you have a timetable doesn't mean you have to stick to it
- change it on the way.
It also doesn't have to be very detailed either, just a basic
outline to show you (& the stds if you give it to them) where
you are going. Sunday afternoon/evening is a good time to
spend a couple of hours getting everything together to start
confidently on Monday morning knowing that all you really
have to do is get the materials together.
At the beginning it does take longer but it certainly does
help cut down on preparation time in the end.
A procedure for approaching timetabling might be as
1. Analyse the needs of your students.
2. See if what is coming up in the coursebook corresponds
with their needs.
3. Decide what you're going to use of the coursebook.
4. Decide what else you're going to add. re.input
5. Get an idea of the supplementary materials you're going
6. Draw up a grid.
7. Fill in things like progress tests & tutorials, if you
plan on doing them.
8. Fill in the boxes.
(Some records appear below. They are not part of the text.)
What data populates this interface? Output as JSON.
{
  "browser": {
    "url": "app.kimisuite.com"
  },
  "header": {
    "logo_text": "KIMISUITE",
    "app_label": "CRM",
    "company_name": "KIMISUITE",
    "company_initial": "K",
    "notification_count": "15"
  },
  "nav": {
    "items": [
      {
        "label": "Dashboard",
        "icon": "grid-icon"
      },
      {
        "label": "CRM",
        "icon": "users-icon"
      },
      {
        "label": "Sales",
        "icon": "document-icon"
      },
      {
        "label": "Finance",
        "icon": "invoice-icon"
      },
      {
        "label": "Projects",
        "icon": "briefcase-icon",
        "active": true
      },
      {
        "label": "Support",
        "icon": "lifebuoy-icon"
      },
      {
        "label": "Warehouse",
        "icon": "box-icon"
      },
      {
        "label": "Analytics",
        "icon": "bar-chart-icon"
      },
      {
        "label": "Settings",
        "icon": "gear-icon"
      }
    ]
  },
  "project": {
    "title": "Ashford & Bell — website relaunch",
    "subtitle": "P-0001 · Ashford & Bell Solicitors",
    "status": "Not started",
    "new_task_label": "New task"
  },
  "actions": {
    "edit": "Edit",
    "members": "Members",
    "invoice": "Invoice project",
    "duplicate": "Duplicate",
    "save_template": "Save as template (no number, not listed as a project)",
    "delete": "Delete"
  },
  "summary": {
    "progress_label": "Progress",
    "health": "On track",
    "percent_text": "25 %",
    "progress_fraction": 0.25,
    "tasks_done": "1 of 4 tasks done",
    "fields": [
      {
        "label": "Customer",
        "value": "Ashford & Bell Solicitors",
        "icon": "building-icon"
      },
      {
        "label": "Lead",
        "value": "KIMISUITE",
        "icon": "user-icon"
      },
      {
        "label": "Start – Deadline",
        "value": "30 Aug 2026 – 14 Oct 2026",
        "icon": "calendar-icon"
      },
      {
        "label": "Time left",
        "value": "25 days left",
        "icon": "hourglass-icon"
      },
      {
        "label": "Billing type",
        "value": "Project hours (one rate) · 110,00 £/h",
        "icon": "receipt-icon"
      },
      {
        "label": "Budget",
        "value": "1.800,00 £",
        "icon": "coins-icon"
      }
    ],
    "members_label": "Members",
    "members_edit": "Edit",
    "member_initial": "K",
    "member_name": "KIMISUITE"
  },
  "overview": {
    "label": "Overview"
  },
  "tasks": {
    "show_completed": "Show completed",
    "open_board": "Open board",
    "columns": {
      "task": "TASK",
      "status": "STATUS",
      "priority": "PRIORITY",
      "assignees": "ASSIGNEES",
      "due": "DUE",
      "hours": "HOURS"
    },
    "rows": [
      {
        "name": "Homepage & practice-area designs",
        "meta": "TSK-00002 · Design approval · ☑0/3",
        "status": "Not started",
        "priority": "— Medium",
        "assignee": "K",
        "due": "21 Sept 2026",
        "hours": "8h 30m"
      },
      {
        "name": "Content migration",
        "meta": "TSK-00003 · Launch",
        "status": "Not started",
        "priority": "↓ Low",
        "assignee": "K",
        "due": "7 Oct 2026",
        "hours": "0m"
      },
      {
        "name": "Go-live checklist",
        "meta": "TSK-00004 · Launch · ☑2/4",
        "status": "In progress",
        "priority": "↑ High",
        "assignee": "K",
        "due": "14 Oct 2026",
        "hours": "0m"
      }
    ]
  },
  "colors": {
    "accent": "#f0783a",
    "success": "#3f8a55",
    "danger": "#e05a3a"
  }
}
They don't have to be too detailed &
make them into lesson plans & leave a couple of blanks which
help you to catch up.
Know the materials
Put in a fair amount of time getting to know the materials
that are available to you. It will be time well spent as you
will always have them to draw on and you will be providing
your students (and yourself) with interesting and varied materials.
& materials & ideas
Keep your old timetables and lesson plans. Create an organised
file according to levels and do the same with your stock of
materials that are lying around in a pile. Try and get your
colleagues to donate copies of their timetables and materials
to the school and create organised easy to find files for
all to use. Write out role cards carefully and make sure the
stds don't write on them , chew them or eat them and get them
back after the activity to use again next time - it's a good
idea to plastify them.
Not quite but it's worth suggesting that someone (you?) sort
out the materials into easy to find sections. Start up a well-planned
filing system for homemade materials. All that the teachers
do is put a copy in the relevant file for others to copy.
a copy of 'Use Your Head' by Tony Buzan (BBC 1989 new
revised edition). Lots of ideas on becoming more efficient
with your study skills in areas such as reading skills, increasing
memory ability & note taking. Very thought provoking and useful
information to pass on to your students.
page 2 of 3
To the Articles